- Widely attributed to Benjamin Franklin on the internet, sometimes without the second sentence, it is not found in any of his known writings, and the word "lunch" is not known to have appeared anywhere in english literature until the 1820s, decades after his death. The phrasing itself has a very modern tone and the second sentence especially might not even be as old as the internet. Some of these observations are made in response to a query at Google Answers.
- A far rarer but somewhat more credible variation also occurs: "Democracy is two wolves and a lamb voting on what to have for dinner." Web searches on these lines uncovers the earliest definite citations for such a statement credit libertarian author James Bovard with a similar one in the Sacramento Bee (1994):
- "Democracy must be something more than two wolves and a sheep voting on what to have for dinner."
- This statement also definitely occurs in the "Conclusion" (p. 333) of his book Lost Rights: The Destruction of American Liberty (1994) ISBN 0312123337
- Majority rule will only work if you're considering individual rights. You can't have five wolves and one sheep vote on what they want to have for supper - Larry Flynt.
- The greatest argument against democracy is a five minute conversation with the average voter.
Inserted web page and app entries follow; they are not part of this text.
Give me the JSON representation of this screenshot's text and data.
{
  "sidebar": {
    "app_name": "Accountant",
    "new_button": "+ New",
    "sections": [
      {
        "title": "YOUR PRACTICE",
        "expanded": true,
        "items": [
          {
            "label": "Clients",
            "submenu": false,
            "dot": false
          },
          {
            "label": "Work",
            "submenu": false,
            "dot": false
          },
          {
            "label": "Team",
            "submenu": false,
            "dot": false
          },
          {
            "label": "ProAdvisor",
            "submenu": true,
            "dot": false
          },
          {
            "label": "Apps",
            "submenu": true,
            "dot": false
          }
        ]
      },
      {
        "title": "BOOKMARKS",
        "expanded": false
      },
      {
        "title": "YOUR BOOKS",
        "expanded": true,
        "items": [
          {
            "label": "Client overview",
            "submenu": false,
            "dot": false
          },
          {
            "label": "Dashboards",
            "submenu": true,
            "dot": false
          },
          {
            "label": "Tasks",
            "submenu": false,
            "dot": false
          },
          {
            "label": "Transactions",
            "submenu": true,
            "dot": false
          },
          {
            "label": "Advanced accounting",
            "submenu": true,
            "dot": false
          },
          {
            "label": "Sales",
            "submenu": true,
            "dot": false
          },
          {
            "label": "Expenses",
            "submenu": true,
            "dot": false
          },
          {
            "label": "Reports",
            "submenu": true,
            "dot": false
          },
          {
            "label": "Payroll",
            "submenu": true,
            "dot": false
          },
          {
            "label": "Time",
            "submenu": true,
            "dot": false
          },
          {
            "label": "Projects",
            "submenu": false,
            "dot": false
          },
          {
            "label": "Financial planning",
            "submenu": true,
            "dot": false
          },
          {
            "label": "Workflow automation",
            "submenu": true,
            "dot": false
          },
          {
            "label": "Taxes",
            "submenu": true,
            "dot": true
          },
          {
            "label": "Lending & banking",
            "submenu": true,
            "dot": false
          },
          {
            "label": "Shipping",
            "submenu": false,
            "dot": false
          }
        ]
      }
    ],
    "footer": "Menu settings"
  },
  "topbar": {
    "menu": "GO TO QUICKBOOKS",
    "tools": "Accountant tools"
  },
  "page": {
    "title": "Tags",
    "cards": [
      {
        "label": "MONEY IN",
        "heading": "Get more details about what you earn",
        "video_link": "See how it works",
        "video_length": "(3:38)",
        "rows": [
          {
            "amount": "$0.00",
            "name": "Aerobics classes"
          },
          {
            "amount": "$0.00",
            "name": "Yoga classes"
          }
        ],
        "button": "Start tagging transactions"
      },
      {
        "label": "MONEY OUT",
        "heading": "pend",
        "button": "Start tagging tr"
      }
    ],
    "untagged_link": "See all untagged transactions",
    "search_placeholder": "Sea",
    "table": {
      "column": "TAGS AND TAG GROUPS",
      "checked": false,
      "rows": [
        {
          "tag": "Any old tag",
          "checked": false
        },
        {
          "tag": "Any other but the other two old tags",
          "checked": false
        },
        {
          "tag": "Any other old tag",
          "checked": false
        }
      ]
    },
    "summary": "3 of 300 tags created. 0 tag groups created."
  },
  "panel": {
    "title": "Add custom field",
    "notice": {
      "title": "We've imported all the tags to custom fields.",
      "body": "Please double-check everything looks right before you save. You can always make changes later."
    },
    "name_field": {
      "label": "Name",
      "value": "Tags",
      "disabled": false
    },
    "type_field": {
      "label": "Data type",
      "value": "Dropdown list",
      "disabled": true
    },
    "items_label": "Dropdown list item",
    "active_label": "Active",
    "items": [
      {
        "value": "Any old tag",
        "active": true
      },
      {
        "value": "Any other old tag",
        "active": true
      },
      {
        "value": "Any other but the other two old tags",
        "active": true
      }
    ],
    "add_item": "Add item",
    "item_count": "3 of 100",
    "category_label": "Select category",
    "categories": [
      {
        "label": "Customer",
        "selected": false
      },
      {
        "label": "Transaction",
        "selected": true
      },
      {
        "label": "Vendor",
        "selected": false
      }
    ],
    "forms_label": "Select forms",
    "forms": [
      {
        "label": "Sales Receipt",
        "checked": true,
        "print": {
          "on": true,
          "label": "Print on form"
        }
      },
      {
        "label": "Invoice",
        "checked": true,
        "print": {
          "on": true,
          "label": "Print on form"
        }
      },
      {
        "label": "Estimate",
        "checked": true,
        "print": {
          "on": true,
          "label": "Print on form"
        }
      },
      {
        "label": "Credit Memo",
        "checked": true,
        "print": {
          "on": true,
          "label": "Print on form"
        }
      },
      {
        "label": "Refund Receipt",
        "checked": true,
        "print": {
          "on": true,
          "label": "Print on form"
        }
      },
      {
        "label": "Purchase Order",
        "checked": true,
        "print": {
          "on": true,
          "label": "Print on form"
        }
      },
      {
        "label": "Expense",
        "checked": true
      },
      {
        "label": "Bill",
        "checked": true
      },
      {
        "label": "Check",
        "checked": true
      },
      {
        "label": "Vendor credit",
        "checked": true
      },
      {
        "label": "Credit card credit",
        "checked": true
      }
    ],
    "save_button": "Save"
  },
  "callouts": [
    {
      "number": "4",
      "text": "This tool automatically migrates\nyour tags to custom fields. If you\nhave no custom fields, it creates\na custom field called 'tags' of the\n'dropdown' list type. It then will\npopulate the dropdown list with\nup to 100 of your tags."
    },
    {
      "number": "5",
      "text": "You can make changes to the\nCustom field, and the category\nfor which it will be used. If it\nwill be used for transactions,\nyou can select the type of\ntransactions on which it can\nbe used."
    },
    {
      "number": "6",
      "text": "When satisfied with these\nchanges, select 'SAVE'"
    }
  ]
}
- Democracy is the rule of the people, by the people and for the people.
- A democracy is nothing more than an angry mob, where fifty-one percent of the people may take away the rights of the other forty-nine.
- Thomas Jefferson, allegedly
- Apparently, a democracy is a place where numerous elections are held at great cost without issues and with interchangeable candidates.
- Corruption ought not to be an inevitable product of democracy.
- Democracy has turned out to be not majority rule but rule by well-organized and well-connected minority groups who steal from the majority.
- Llewellyn H. Rockwell, Jr.
- You measure democracy by the freedom it gives its dissidents, not the freedom it gives its assimilated conformists.
- Democracy is the worst form of government except for all those other forms that have been tried from time to time.
- Democracy opens mouths but cannot fill them.
- Majoritarian democracy by itself is not freedom but the rule by a larger group. … Under a victorious democracy the most important task for liberal principles is thus the protection of minorities, especially of those which do not have a chance to gain the majority for themselves.
- Carl Friedrich von Weizaecker
- No substantial famine has ever occurred in any independent and democratic country with a relatively free press.
- That a pure democracy if it were practicable would be the most perfect government. Experience has proved that no position is more false than this. The ancient democracies in which the people themselves deliberated never possessed one good feature of government. Their very character was tyranny; their figure deformity.
- The democracy will cease to exist when you take away from those who are willing to work and give to those who would not.
- The rule of the many by the few, we call tyranny. The rule of the few by the many (democracy) is tyranny also, only of a less intense kind.
- Democracy is the only system that persists in asking the powers that be whether they are the powers that ought to be.
- Democracy is a very admirable form of government — for dogs
- Democracy is not a matter of sentiment, but of foresight. Any system that doesn't take the long run into account will burn itself out in the short run.
- Democracy is ethically right but intellectually void.
- Those who vote count for nothing; those who count the vote count for everything.